Irritability: This is caused by the discomfort of the teeth erupting through the gums. Often the first teeth and molars are the most uncomfortable.
How to help your infant’s irritability: Cuddle, cuddle, cuddle! Every baby can use some good cuddle time when they are having a hard time with teething. The extra time spent with your baby can help alleviate their pain, by providing feelings of being comforted and reassured.
Drooling/Skin Rashes: Teething can stimulate drooling and many babies drool a lot!
How to help your infant’s drooling: Excessive drooling can cause a rash around the mouth, cheeks, chin and neck area due to the extra bacteria on the skin from the saliva. Try to keep the area as clean and as dry as possible by periodically wiping the area.

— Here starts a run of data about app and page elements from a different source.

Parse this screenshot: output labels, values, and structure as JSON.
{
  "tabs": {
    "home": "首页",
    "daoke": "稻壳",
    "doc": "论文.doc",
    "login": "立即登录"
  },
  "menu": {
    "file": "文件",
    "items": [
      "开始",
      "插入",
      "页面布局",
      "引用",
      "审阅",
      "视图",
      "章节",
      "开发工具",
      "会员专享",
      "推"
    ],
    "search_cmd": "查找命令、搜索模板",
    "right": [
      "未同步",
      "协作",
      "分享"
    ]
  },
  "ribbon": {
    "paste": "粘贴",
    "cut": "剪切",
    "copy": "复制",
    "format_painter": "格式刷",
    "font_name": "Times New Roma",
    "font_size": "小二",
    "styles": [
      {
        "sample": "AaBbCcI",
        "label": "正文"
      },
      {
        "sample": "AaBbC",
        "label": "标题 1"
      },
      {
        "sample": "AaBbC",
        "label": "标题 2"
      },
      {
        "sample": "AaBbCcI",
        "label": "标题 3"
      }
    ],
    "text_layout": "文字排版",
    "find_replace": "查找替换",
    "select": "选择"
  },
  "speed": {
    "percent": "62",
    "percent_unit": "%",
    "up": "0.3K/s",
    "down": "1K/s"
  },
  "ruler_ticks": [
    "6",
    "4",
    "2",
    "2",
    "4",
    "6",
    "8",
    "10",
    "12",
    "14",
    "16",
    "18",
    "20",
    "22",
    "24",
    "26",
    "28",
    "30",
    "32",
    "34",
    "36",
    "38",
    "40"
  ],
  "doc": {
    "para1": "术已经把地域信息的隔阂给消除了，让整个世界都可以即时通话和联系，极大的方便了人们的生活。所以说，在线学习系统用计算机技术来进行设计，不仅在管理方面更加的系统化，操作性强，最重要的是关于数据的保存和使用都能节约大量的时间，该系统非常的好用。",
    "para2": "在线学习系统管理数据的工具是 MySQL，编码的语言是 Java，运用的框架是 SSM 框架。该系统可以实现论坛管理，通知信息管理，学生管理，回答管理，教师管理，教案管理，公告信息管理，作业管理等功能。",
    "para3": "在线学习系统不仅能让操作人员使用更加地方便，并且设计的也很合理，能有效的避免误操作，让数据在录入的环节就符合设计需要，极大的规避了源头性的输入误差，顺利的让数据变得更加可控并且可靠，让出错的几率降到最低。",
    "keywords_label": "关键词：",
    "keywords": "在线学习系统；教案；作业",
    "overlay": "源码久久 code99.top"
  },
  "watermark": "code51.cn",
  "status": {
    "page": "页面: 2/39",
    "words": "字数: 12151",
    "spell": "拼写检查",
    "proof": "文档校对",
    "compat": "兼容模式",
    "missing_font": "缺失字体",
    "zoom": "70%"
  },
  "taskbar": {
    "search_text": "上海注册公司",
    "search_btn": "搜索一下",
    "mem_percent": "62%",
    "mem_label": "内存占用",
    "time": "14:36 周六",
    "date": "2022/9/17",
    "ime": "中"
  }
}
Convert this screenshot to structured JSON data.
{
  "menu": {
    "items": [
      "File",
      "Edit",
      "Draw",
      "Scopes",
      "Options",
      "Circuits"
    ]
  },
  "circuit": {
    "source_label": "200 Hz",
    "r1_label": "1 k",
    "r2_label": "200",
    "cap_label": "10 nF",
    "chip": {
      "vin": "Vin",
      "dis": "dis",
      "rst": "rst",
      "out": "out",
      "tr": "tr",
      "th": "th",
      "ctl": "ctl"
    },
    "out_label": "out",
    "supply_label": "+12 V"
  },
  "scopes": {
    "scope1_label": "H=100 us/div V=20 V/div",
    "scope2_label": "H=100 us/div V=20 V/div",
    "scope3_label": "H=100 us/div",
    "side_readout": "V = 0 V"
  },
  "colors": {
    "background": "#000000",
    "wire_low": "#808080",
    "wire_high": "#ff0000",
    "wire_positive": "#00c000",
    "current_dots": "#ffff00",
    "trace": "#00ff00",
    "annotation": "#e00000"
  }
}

Applying a simple barrier cream can help with the dry, chapped and sore skin.
Coughing: The extra saliva produced during teething can cause an occasional cough or gag.
How to help your infant’s coughing: If your infant’s cough continues or is accompanied by a high fever and cold or flu symptoms, contact your infant’s pediatrician. The high fever with cold and flu symptoms is not related to teething, but is actually a sign that your infant is sick.
Biting and Gnawing: The counter pressure from biting on practically anything can alleviate the pressure from under the gums.
How to help your infant’s biting and gnawing: Anything cold works great! My best friend mixes water with the pouches of baby food and freezes them to make fruit and veggie popsicles. There are teething rings, chew beads and any commercially bought teething toys can help, especially when chilled or frozen.
Low Grade Fever: A low grade fever is defined and caused by the following:
- A temperature ranging from 98-100 degrees.
- It can be caused by an infant putting their unclean hands in their mouth.
If the fever reaches above 101 degrees or continues, contact your infant’s pediatrician because it may not be the teething but a more serious illness.
How to help your infant’s low grade fever: Use an age-appropriate pain medication and please consult your infant’s pediatrician and the medication label for correct dosage.
Cheek rubbing and ear pulling: This is caused by pain in the gums, which can travel to the cheek and ear, especially when the molars are erupting. Infants will rub those areas. Keep in mind that ear pulling or rubbing can also be a sign of an ear infection, please contact your infant’s pediatrician if this symptom continues or is accompanied with a high fever.
How to help your infant’s cheek rubbing and ear pulling: Try rubbing and massaging the gums with a clean finger for one to two minutes to help with the discomfort.
Diarrhea: Many believe that the increased saliva produced during teething can cause stool to become slightly loose.Keep in mind, diarrhea can be a sign of a more serious infection so contact your infant’s pediatrician if the stool becomes watery, because your infant could be at risk for dehydration. Contacting your infant’s pediatrician is especially important if the diarrhea is accompanied by vomiting or a high fever.
I hope the list of symptoms and ways you can help your infant will guide you through your infant’s teething phase. I also hope this helps ease the potential stress experienced by many parents. Just remember, that many symptoms we think are teething can be associated with illness, may be completely unrelated to teething and may need to be addressed by a physician.
Was there a specific thing you did to help your teething infant? Please leave a comment below to help other parents. I would love to hear what has worked for you and your infant!